Balsam root syrup (honey)
Taste/Qualities: pungent, sweet, warming, drying (but made moistening with the honey), stimulating and delectable
USE: As an aromatic expectorant, it has a strong affinity for the lungs by helping to clear out and fight an infection. Moore describes it as a combination between Echinacea and Osha. He purports that it has similar immune stimulating compounds to Echinacea, while containing those delicious resins and oils you find in Osha root. I used it in a tincture formula with Turkey tail mushroom and as a immune syrup cordial with Eldberberry for a recent head cold and found that it helped tremendously and made the experience better just by the pungent taste. The seeds, young fresh leaves and petioles have been used as food by natives.
DOSAGE: For an impending cold take a generous tablespoon at least 3x a day. Don’t feel bad if you find yourself using it as your dessert every once in awhile. If you find yourself surrounded by sick children during the flu season, I’d take a tablespoon before and after my interactions with them.
Taste/Qualities: sour and sweet, cooling
USE: The berries contain flavonoids so are useful in cooling off hot irritated conditions with skin or allergic reactions by opening up vessels of the body. Elderberry is most widely utilized for colds and flus and especially indicated for viral infections. The seeds if eaten raw can cause nausea or vomiting. No seeds in this tincture.
Dosage: for allergies 15-30 drops for acute symptoms and impending cold 15-30 drops 3 x a day. Preventative along with sleep and diet for colds/flus 15 drops 1 x a day.
USE: As a topical oil, great for first aid use in burns, injuries, swellings, brusings, and other ailments of the skin. Most known for helping to alleviate matters of damp heat such as eczema or moist skin rashes, fungal infections of the skin. Also in cases of painful hemorrhoids.

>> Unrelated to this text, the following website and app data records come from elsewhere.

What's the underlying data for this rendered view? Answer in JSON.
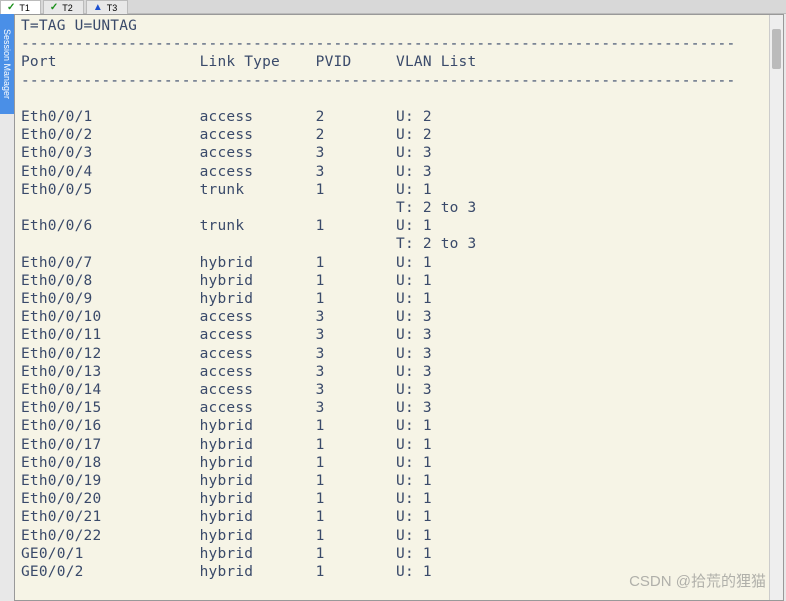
{
  "tabs": [
    {
      "label": "T1",
      "status": "ok",
      "active": true
    },
    {
      "label": "T2",
      "status": "ok",
      "active": false
    },
    {
      "label": "T3",
      "status": "warn",
      "active": false
    }
  ],
  "sessionManagerLabel": "Session Manager",
  "watermark": "CSDN @拾荒的狸猫",
  "terminal": {
    "legend": "T=TAG U=UNTAG",
    "divider": "--------------------------------------------------------------------------------",
    "headers": {
      "port": "Port",
      "link": "Link Type",
      "pvid": "PVID",
      "vlan": "VLAN List"
    },
    "rows": [
      {
        "port": "Eth0/0/1",
        "link": "access",
        "pvid": "2",
        "vlan": [
          "U: 2"
        ]
      },
      {
        "port": "Eth0/0/2",
        "link": "access",
        "pvid": "2",
        "vlan": [
          "U: 2"
        ]
      },
      {
        "port": "Eth0/0/3",
        "link": "access",
        "pvid": "3",
        "vlan": [
          "U: 3"
        ]
      },
      {
        "port": "Eth0/0/4",
        "link": "access",
        "pvid": "3",
        "vlan": [
          "U: 3"
        ]
      },
      {
        "port": "Eth0/0/5",
        "link": "trunk",
        "pvid": "1",
        "vlan": [
          "U: 1",
          "T: 2 to 3"
        ]
      },
      {
        "port": "Eth0/0/6",
        "link": "trunk",
        "pvid": "1",
        "vlan": [
          "U: 1",
          "T: 2 to 3"
        ]
      },
      {
        "port": "Eth0/0/7",
        "link": "hybrid",
        "pvid": "1",
        "vlan": [
          "U: 1"
        ]
      },
      {
        "port": "Eth0/0/8",
        "link": "hybrid",
        "pvid": "1",
        "vlan": [
          "U: 1"
        ]
      },
      {
        "port": "Eth0/0/9",
        "link": "hybrid",
        "pvid": "1",
        "vlan": [
          "U: 1"
        ]
      },
      {
        "port": "Eth0/0/10",
        "link": "access",
        "pvid": "3",
        "vlan": [
          "U: 3"
        ]
      },
      {
        "port": "Eth0/0/11",
        "link": "access",
        "pvid": "3",
        "vlan": [
          "U: 3"
        ]
      },
      {
        "port": "Eth0/0/12",
        "link": "access",
        "pvid": "3",
        "vlan": [
          "U: 3"
        ]
      },
      {
        "port": "Eth0/0/13",
        "link": "access",
        "pvid": "3",
        "vlan": [
          "U: 3"
        ]
      },
      {
        "port": "Eth0/0/14",
        "link": "access",
        "pvid": "3",
        "vlan": [
          "U: 3"
        ]
      },
      {
        "port": "Eth0/0/15",
        "link": "access",
        "pvid": "3",
        "vlan": [
          "U: 3"
        ]
      },
      {
        "port": "Eth0/0/16",
        "link": "hybrid",
        "pvid": "1",
        "vlan": [
          "U: 1"
        ]
      },
      {
        "port": "Eth0/0/17",
        "link": "hybrid",
        "pvid": "1",
        "vlan": [
          "U: 1"
        ]
      },
      {
        "port": "Eth0/0/18",
        "link": "hybrid",
        "pvid": "1",
        "vlan": [
          "U: 1"
        ]
      },
      {
        "port": "Eth0/0/19",
        "link": "hybrid",
        "pvid": "1",
        "vlan": [
          "U: 1"
        ]
      },
      {
        "port": "Eth0/0/20",
        "link": "hybrid",
        "pvid": "1",
        "vlan": [
          "U: 1"
        ]
      },
      {
        "port": "Eth0/0/21",
        "link": "hybrid",
        "pvid": "1",
        "vlan": [
          "U: 1"
        ]
      },
      {
        "port": "Eth0/0/22",
        "link": "hybrid",
        "pvid": "1",
        "vlan": [
          "U: 1"
        ]
      },
      {
        "port": "GE0/0/1",
        "link": "hybrid",
        "pvid": "1",
        "vlan": [
          "U: 1"
        ]
      },
      {
        "port": "GE0/0/2",
        "link": "hybrid",
        "pvid": "1",
        "vlan": [
          "U: 1"
        ]
      }
    ]
  }
}
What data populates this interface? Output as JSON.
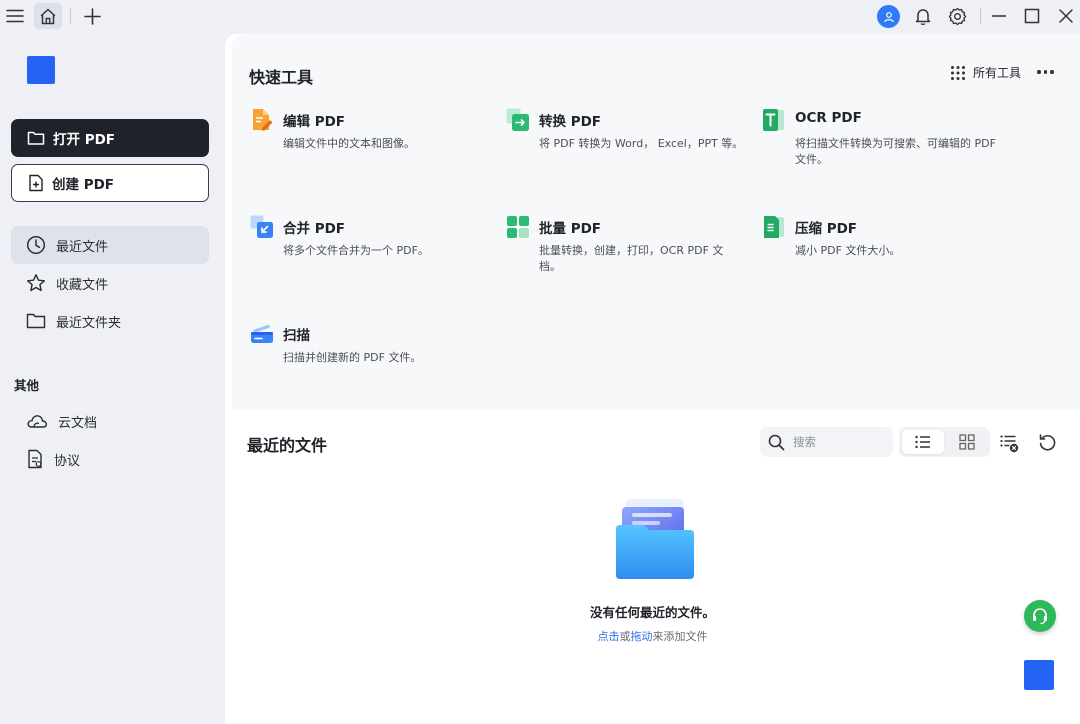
{
  "titlebar": {
    "menu_icon": "hamburger-icon",
    "home_icon": "home-icon",
    "add_tab_icon": "plus-icon",
    "avatar_icon": "user-icon",
    "notification_icon": "bell-icon",
    "settings_icon": "gear-icon",
    "window_controls": [
      "minimize-icon",
      "maximize-icon",
      "close-icon"
    ]
  },
  "sidebar": {
    "open_pdf": "打开 PDF",
    "create_pdf": "创建 PDF",
    "nav": [
      {
        "label": "最近文件",
        "icon": "clock-icon",
        "active": true
      },
      {
        "label": "收藏文件",
        "icon": "star-icon",
        "active": false
      },
      {
        "label": "最近文件夹",
        "icon": "folder-icon",
        "active": false
      }
    ],
    "other_title": "其他",
    "other": [
      {
        "label": "云文档",
        "icon": "cloud-icon"
      },
      {
        "label": "协议",
        "icon": "document-icon"
      }
    ]
  },
  "quick_tools": {
    "title": "快速工具",
    "all_tools": "所有工具",
    "more_icon": "more-dots-icon",
    "tools": [
      {
        "title": "编辑 PDF",
        "desc": "编辑文件中的文本和图像。",
        "icon": "edit-pdf-icon"
      },
      {
        "title": "转换 PDF",
        "desc": "将 PDF 转换为 Word， Excel，PPT 等。",
        "icon": "convert-pdf-icon"
      },
      {
        "title": "OCR PDF",
        "desc": "将扫描文件转换为可搜索、可编辑的 PDF 文件。",
        "icon": "ocr-pdf-icon"
      },
      {
        "title": "合并 PDF",
        "desc": "将多个文件合并为一个 PDF。",
        "icon": "merge-pdf-icon"
      },
      {
        "title": "批量 PDF",
        "desc": "批量转换，创建，打印，OCR PDF 文档。",
        "icon": "batch-pdf-icon"
      },
      {
        "title": "压缩 PDF",
        "desc": "减小 PDF 文件大小。",
        "icon": "compress-pdf-icon"
      },
      {
        "title": "扫描",
        "desc": "扫描并创建新的 PDF 文件。",
        "icon": "scan-icon"
      }
    ]
  },
  "recent": {
    "title": "最近的文件",
    "search_placeholder": "搜索",
    "empty_title": "没有任何最近的文件。",
    "empty_click": "点击",
    "empty_or": "或",
    "empty_drag": "拖动",
    "empty_rest": "来添加文件"
  },
  "colors": {
    "accent_blue": "#2563f5",
    "dark_button": "#20222b",
    "green_float": "#2fb85a",
    "link": "#2f6fe8"
  }
}
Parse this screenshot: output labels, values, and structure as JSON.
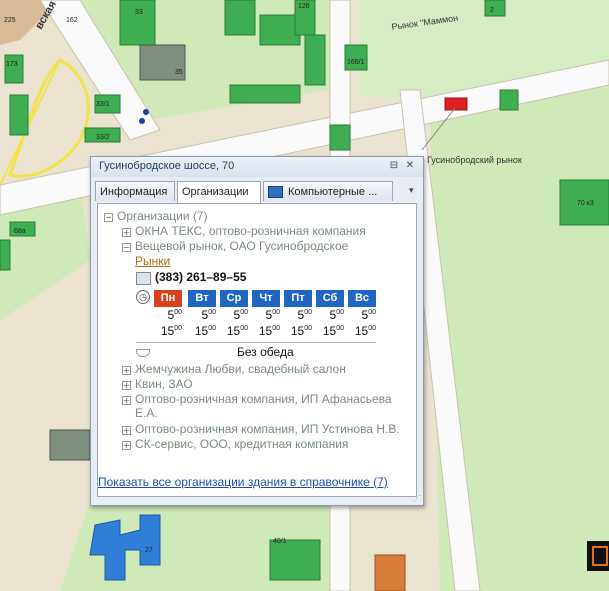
{
  "map": {
    "labels": {
      "street_vertical": "вская",
      "market_top": "Рынок \"Маммон",
      "market_right": "Гусинобродский рынок",
      "bldg_225": "225",
      "bldg_162": "162",
      "bldg_173": "173",
      "bldg_33": "33",
      "bldg_35": "35",
      "bldg_126": "126",
      "bldg_2": "2",
      "bldg_33_1": "33/1",
      "bldg_33_2": "33/2",
      "bldg_166_1": "166/1",
      "bldg_70k3": "70 к3",
      "bldg_68a": "68а",
      "bldg_27": "27",
      "bldg_40_1": "40/1"
    }
  },
  "popup": {
    "title": "Гусинобродское шоссе, 70",
    "tabs": [
      "Информация",
      "Организации",
      "Компьютерные ..."
    ],
    "tree": {
      "root_label": "Организации",
      "root_count": "(7)",
      "org1": "ОКНА ТЕКС, оптово-розничная компания",
      "org2": "Вещевой рынок, ОАО Гусинобродское",
      "org2_category": "Рынки",
      "phone": "(383) 261–89–55",
      "days": [
        "Пн",
        "Вт",
        "Ср",
        "Чт",
        "Пт",
        "Сб",
        "Вс"
      ],
      "open_h": "5",
      "close_h": "15",
      "minutes": "00",
      "no_break": "Без обеда",
      "org3": "Жемчужина Любви, свадебный салон",
      "org4": "Квин, ЗАО",
      "org5_l1": "Оптово-розничная компания, ИП Афанасьева",
      "org5_l2": "Е.А.",
      "org6": "Оптово-розничная компания, ИП Устинова Н.В.",
      "org7": "СК-сервис, ООО, кредитная компания"
    },
    "link_text": "Показать все организации здания в справочнике",
    "link_count": "(7)"
  },
  "colors": {
    "today": "#d9411e",
    "day": "#1f66c4",
    "accent": "#1a4fb0"
  }
}
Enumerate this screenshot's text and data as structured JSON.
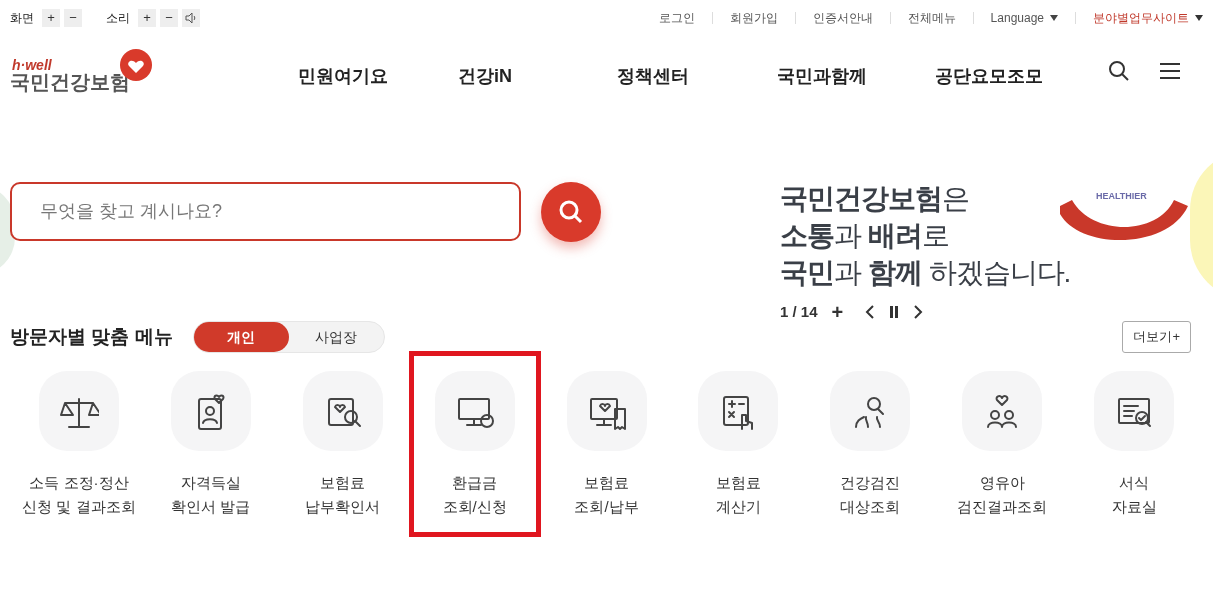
{
  "accessibility": {
    "screen_label": "화면",
    "sound_label": "소리",
    "plus": "+",
    "minus": "−"
  },
  "top_links": [
    {
      "label": "로그인",
      "kind": "link"
    },
    {
      "label": "회원가입",
      "kind": "link"
    },
    {
      "label": "인증서안내",
      "kind": "link"
    },
    {
      "label": "전체메뉴",
      "kind": "link"
    },
    {
      "label": "Language",
      "kind": "dropdown"
    },
    {
      "label": "분야별업무사이트",
      "kind": "dropdown_accent"
    }
  ],
  "logo": {
    "tagline": "h·well",
    "name": "국민건강보험"
  },
  "nav": [
    "민원여기요",
    "건강iN",
    "정책센터",
    "국민과함께",
    "공단요모조모"
  ],
  "search": {
    "placeholder": "무엇을 찾고 계시나요?"
  },
  "banner": {
    "lines": [
      "**국민건강보험**은",
      "**소통**과 **배려**로",
      "**국민**과 **함께** 하겠습니다."
    ],
    "badge": "HEALTHIER",
    "counter": "1 / 14",
    "plus": "+"
  },
  "menu": {
    "title": "방문자별 맞춤 메뉴",
    "tabs": [
      {
        "label": "개인",
        "selected": true
      },
      {
        "label": "사업장",
        "selected": false
      }
    ],
    "more": "더보기+",
    "items": [
      {
        "lines": [
          "소득 조정·정산",
          "신청 및 결과조회"
        ],
        "highlighted": false
      },
      {
        "lines": [
          "자격득실",
          "확인서 발급"
        ],
        "highlighted": false
      },
      {
        "lines": [
          "보험료",
          "납부확인서"
        ],
        "highlighted": false
      },
      {
        "lines": [
          "환급금",
          "조회/신청"
        ],
        "highlighted": true
      },
      {
        "lines": [
          "보험료",
          "조회/납부"
        ],
        "highlighted": false
      },
      {
        "lines": [
          "보험료",
          "계산기"
        ],
        "highlighted": false
      },
      {
        "lines": [
          "건강검진",
          "대상조회"
        ],
        "highlighted": false
      },
      {
        "lines": [
          "영유아",
          "검진결과조회"
        ],
        "highlighted": false
      },
      {
        "lines": [
          "서식",
          "자료실"
        ],
        "highlighted": false
      }
    ]
  }
}
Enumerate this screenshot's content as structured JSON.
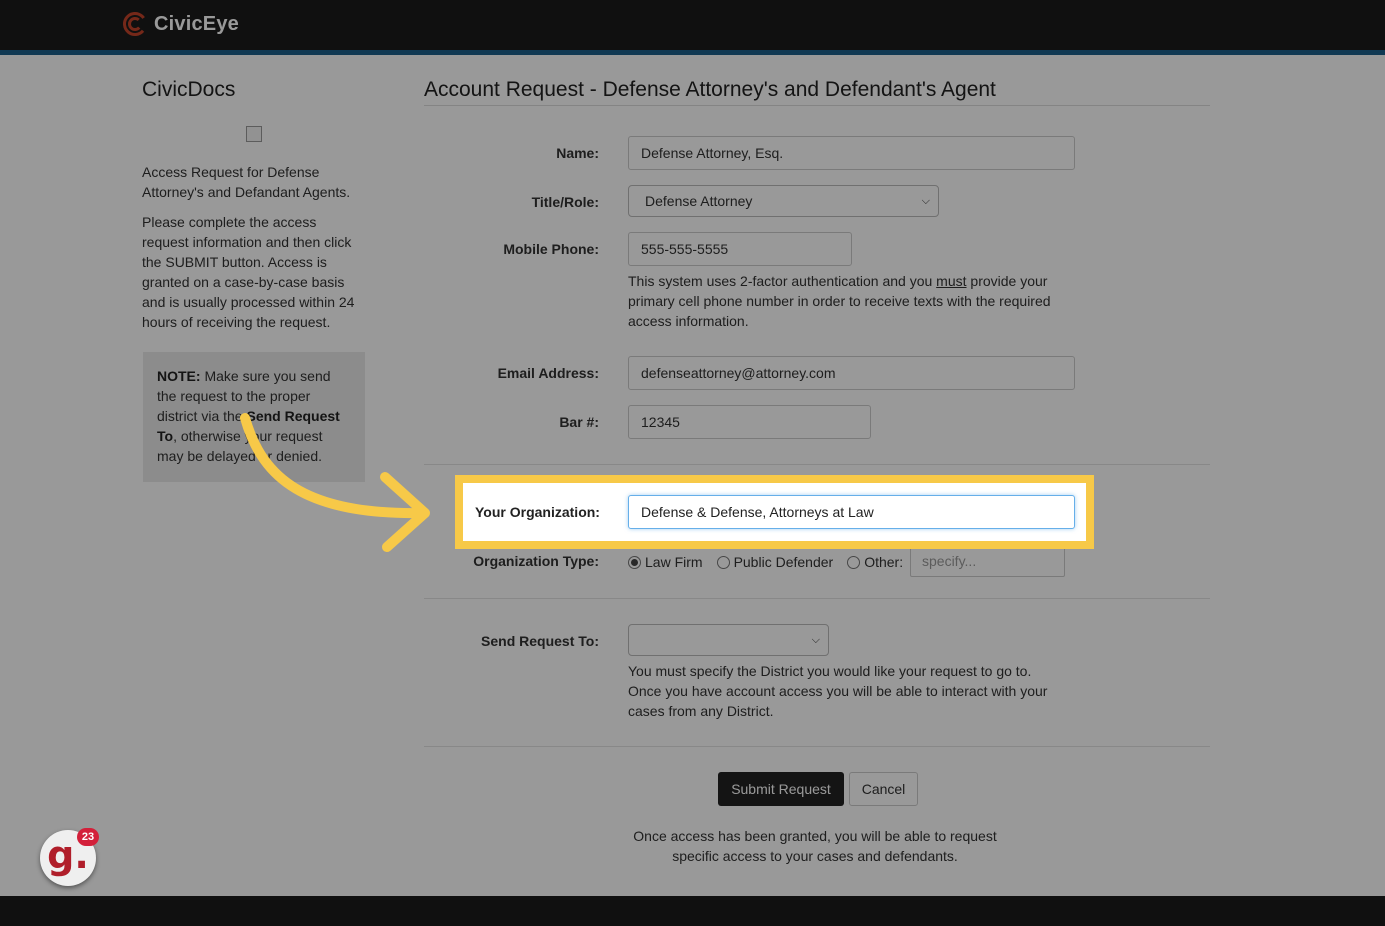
{
  "brand": {
    "name": "CivicEye",
    "accent": "#c4442a"
  },
  "sidebar": {
    "title": "CivicDocs",
    "intro": "Access Request for Defense Attorney's and Defandant Agents.",
    "instructions": "Please complete the access request information and then click the SUBMIT button. Access is granted on a case-by-case basis and is usually processed within 24 hours of receiving the request.",
    "note": {
      "prefix": "NOTE:",
      "text_a": " Make sure you send the request to the proper district via the ",
      "bold_b": "Send Request To",
      "text_c": ", otherwise your request may be delayed or denied."
    }
  },
  "form": {
    "title": "Account Request - Defense Attorney's and Defendant's Agent",
    "name": {
      "label": "Name:",
      "value": "Defense Attorney, Esq."
    },
    "title_role": {
      "label": "Title/Role:",
      "value": "Defense Attorney"
    },
    "mobile": {
      "label": "Mobile Phone:",
      "value": "555-555-5555",
      "help_a": "This system uses 2-factor authentication and you ",
      "help_must": "must",
      "help_b": " provide your primary cell phone number in order to receive texts with the required access information."
    },
    "email": {
      "label": "Email Address:",
      "value": "defenseattorney@attorney.com"
    },
    "bar": {
      "label": "Bar #:",
      "value": "12345"
    },
    "organization": {
      "label": "Your Organization:",
      "value": "Defense & Defense, Attorneys at Law"
    },
    "org_type": {
      "label": "Organization Type:",
      "options": [
        "Law Firm",
        "Public Defender",
        "Other:"
      ],
      "selected": "Law Firm",
      "other_placeholder": "specify..."
    },
    "send_to": {
      "label": "Send Request To:",
      "value": "",
      "help": "You must specify the District you would like your request to go to. Once you have account access you will be able to interact with your cases from any District."
    },
    "submit_label": "Submit Request",
    "cancel_label": "Cancel",
    "footer": "Once access has been granted, you will be able to request specific access to your cases and defendants."
  },
  "overlay": {
    "highlight_color": "#f7c948"
  },
  "widget": {
    "letter": "g.",
    "count": "23"
  }
}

to infected area where there are wounds, sores, burns, any skin inflammation.